Exercise brief: How many lines in the data below include the word "JSON"? State the number alone.
++++++
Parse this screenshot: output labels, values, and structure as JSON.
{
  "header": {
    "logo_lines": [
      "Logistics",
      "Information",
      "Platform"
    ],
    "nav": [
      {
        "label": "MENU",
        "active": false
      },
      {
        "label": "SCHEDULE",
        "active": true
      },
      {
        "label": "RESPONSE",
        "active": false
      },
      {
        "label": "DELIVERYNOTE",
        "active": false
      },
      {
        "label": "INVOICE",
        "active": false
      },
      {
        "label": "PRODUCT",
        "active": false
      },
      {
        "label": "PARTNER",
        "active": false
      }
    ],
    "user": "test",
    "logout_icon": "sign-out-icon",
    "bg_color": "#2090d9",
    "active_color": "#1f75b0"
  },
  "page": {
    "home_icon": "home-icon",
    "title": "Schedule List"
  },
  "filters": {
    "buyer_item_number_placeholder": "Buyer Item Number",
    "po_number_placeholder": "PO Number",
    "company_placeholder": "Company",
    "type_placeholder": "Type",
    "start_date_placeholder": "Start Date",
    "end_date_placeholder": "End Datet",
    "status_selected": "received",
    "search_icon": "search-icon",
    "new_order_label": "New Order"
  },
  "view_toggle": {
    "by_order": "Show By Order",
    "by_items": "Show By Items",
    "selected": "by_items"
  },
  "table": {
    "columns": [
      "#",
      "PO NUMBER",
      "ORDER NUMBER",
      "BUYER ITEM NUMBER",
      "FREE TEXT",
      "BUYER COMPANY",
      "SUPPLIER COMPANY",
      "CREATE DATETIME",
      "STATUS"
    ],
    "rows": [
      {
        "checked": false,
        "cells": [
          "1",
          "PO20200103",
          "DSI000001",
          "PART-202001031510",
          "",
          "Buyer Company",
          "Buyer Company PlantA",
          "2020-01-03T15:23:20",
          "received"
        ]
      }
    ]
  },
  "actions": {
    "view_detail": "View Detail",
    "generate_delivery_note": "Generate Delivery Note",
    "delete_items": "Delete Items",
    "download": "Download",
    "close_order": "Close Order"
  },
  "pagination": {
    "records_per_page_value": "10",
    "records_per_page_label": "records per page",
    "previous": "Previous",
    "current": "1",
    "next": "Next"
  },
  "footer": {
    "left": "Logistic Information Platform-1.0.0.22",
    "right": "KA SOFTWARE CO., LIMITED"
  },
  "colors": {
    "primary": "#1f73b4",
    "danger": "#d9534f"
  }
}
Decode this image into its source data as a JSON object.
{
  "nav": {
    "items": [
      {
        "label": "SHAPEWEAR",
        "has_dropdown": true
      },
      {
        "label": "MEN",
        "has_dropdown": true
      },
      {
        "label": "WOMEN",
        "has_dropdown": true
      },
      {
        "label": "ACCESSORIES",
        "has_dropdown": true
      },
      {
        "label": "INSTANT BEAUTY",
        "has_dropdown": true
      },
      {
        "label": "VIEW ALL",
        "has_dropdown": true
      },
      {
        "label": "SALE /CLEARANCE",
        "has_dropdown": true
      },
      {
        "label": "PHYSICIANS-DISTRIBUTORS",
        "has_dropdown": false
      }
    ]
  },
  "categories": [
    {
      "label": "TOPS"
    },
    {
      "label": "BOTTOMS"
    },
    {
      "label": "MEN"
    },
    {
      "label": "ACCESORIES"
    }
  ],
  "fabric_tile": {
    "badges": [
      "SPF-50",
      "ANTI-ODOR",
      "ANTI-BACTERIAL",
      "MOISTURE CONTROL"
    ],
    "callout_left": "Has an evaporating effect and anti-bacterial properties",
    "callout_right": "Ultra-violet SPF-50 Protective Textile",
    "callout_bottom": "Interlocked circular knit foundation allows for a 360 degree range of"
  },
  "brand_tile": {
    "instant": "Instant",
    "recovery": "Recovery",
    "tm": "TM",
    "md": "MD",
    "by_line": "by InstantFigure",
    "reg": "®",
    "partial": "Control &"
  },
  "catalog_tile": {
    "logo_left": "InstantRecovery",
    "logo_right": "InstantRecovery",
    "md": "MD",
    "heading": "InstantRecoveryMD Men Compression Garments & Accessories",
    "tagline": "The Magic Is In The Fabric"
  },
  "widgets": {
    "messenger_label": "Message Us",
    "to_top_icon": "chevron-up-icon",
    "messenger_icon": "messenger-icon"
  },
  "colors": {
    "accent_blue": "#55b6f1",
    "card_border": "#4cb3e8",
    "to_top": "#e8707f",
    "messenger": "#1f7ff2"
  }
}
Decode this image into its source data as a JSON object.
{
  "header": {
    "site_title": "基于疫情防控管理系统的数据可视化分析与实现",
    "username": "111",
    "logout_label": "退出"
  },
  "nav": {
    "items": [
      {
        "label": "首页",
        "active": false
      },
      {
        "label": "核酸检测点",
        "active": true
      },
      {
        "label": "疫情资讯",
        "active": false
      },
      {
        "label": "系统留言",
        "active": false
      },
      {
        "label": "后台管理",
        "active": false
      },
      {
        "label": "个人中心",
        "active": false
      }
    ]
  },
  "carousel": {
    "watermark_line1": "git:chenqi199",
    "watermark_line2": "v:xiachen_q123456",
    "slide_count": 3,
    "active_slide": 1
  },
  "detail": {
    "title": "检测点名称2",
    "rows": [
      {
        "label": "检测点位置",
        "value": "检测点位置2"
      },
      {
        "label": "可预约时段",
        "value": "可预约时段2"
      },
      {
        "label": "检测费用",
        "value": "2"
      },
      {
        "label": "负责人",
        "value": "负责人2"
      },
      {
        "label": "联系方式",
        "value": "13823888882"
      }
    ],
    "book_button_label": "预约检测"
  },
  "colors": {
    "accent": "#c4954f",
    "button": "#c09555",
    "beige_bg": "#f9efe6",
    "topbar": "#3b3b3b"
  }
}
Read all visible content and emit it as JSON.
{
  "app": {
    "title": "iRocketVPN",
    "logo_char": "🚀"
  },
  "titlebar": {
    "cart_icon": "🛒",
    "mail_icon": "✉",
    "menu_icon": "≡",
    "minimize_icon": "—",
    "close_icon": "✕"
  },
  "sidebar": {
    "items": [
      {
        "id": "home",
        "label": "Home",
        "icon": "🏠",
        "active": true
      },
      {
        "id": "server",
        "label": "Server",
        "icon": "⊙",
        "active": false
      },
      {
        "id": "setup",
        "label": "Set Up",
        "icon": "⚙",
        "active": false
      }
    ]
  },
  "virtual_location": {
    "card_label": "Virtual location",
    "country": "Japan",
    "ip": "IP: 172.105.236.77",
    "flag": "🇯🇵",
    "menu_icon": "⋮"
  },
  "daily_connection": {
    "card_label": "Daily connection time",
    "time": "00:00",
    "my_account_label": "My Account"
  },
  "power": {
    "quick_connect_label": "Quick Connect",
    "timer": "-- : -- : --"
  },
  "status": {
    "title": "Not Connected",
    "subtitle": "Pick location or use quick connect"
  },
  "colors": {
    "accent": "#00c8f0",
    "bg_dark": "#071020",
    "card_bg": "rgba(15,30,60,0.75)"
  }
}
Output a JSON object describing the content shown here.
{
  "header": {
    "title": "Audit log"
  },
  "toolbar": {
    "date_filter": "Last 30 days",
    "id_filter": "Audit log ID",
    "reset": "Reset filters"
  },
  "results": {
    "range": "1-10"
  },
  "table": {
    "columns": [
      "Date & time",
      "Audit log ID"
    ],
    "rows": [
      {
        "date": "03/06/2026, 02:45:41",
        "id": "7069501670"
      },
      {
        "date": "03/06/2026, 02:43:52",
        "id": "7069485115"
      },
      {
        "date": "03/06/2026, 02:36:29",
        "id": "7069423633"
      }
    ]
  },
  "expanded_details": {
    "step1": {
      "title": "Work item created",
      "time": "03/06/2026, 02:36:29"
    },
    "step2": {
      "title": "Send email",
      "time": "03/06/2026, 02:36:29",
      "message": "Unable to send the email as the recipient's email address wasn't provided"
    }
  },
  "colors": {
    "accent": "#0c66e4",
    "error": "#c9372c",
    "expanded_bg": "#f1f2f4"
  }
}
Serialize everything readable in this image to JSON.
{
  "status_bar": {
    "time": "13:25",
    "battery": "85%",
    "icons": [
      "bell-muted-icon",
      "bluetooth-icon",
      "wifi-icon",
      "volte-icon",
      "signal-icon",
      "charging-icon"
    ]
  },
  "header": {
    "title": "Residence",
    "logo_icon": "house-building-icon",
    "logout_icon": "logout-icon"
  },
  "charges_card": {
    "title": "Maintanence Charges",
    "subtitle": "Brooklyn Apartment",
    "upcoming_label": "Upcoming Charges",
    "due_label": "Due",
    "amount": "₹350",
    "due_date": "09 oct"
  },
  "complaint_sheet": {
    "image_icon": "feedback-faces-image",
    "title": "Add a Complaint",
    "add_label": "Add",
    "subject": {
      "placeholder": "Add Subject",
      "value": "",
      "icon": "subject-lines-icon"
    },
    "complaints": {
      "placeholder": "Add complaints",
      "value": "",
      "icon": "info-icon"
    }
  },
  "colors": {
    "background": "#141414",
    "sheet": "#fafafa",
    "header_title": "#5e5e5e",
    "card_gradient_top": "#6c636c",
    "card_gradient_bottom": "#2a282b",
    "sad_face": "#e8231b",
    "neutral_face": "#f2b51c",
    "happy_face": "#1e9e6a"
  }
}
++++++
Problem solution: 6